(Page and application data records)
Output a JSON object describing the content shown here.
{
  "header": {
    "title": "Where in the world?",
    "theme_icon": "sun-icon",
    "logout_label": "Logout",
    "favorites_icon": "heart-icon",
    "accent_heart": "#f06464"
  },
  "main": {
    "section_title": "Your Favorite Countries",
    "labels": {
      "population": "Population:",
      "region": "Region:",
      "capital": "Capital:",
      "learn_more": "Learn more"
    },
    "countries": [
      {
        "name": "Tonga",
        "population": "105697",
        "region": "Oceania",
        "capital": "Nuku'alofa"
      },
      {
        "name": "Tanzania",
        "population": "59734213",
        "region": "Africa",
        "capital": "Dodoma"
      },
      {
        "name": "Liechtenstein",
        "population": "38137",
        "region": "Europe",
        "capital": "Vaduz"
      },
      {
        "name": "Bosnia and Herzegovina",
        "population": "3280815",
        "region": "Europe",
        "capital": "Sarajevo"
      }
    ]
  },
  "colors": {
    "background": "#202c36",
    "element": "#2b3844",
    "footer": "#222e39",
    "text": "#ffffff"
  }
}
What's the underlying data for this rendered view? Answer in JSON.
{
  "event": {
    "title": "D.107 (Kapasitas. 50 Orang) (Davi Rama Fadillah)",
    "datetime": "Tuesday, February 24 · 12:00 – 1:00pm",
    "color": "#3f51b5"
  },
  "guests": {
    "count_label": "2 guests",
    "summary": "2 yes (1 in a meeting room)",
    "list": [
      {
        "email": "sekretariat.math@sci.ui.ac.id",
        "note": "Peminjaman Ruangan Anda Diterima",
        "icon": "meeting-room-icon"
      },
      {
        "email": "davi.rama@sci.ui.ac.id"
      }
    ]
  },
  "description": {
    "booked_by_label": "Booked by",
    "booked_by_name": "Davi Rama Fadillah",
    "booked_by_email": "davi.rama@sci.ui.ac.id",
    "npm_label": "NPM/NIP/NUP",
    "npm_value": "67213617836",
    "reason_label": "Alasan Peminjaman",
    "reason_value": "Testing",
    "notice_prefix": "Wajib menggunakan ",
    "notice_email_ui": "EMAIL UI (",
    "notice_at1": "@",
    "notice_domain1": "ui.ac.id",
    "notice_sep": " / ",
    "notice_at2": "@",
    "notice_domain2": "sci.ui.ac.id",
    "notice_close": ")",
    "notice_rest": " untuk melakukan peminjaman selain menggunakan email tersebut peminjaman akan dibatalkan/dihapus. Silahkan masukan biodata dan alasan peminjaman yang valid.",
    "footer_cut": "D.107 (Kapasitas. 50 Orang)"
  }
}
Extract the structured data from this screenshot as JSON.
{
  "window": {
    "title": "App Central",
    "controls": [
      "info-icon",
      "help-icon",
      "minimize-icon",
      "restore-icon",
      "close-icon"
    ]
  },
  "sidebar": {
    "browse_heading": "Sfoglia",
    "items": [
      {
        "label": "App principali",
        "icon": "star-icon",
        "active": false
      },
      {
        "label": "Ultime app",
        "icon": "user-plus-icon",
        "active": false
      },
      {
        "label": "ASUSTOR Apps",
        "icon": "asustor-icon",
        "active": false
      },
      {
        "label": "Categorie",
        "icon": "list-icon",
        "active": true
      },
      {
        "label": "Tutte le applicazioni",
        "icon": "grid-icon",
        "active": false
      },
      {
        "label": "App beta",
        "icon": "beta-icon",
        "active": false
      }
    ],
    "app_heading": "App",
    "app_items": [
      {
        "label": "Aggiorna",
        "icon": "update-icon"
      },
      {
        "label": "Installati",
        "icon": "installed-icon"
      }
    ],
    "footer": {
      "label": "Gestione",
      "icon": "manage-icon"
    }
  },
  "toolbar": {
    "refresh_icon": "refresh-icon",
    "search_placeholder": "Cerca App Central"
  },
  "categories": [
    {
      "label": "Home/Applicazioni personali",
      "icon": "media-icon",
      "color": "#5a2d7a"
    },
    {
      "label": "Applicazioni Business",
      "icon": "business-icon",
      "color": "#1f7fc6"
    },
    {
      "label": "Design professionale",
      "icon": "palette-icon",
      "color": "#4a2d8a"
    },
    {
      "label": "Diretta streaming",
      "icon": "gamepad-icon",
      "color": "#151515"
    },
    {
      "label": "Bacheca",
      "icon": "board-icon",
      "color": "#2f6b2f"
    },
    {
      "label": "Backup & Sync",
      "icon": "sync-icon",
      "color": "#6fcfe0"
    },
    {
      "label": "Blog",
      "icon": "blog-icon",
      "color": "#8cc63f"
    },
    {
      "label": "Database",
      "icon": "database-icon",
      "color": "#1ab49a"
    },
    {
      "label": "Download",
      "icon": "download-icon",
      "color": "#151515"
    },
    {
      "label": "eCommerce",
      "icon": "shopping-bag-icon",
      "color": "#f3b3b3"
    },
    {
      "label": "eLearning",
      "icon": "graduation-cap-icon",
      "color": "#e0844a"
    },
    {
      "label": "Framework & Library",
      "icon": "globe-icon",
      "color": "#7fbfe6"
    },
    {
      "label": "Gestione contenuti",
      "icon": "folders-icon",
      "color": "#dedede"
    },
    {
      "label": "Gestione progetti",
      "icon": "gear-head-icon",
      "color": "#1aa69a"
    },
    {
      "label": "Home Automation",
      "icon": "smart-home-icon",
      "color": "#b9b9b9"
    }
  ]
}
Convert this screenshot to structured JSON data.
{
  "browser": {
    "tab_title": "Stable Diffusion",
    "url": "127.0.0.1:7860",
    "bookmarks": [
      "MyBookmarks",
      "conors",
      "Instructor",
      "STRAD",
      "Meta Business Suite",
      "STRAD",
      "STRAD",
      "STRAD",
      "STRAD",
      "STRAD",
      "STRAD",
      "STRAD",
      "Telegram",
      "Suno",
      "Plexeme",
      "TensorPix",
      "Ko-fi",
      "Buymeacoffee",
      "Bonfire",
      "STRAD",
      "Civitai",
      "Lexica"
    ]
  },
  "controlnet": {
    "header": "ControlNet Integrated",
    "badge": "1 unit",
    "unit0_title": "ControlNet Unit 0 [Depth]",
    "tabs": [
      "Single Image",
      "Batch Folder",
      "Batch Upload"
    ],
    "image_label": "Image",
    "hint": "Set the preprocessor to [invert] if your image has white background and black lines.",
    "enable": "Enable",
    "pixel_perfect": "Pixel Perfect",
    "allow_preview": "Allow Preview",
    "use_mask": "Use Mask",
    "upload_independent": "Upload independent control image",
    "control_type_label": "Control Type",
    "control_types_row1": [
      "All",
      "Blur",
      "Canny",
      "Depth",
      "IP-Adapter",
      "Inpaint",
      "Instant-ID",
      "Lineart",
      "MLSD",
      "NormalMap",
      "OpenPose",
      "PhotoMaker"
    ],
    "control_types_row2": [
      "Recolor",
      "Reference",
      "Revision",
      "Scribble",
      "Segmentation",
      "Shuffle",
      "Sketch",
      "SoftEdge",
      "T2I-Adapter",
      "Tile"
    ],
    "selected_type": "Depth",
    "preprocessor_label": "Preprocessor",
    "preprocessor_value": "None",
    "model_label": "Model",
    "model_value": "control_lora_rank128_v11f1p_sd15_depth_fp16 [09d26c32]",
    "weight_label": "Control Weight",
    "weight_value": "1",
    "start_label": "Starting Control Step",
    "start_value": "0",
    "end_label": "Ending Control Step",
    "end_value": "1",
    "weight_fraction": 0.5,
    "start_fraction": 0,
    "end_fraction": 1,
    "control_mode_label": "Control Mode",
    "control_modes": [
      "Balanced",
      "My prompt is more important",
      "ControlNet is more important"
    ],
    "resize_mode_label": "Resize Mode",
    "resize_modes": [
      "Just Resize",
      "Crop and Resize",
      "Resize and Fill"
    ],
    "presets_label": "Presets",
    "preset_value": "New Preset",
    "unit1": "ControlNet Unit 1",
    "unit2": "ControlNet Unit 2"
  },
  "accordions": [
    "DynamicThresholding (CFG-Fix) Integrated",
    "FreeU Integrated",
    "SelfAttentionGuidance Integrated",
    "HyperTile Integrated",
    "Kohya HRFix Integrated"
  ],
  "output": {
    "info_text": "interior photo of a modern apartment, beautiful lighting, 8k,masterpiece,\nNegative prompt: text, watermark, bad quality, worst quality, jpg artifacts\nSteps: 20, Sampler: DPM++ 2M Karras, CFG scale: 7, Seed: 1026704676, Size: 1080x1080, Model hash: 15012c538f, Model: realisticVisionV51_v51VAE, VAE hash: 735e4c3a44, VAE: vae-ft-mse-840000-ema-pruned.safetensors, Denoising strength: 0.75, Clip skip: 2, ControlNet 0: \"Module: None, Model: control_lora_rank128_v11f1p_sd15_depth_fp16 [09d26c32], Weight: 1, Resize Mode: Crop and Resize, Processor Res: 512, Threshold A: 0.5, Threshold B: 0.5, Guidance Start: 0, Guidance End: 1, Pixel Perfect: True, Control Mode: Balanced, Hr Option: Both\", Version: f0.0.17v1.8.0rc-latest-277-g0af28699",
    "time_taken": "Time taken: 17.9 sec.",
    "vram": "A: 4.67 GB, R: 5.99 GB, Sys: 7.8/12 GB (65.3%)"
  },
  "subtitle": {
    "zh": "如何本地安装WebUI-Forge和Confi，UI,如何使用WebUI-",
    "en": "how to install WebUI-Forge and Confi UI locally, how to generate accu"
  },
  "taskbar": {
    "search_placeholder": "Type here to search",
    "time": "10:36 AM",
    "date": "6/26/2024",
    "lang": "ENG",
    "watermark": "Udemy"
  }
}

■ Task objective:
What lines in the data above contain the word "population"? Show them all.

■ Response:
      "population": "Population:",
        "population": "105697",
        "population": "59734213",
        "population": "38137",
        "population": "3280815",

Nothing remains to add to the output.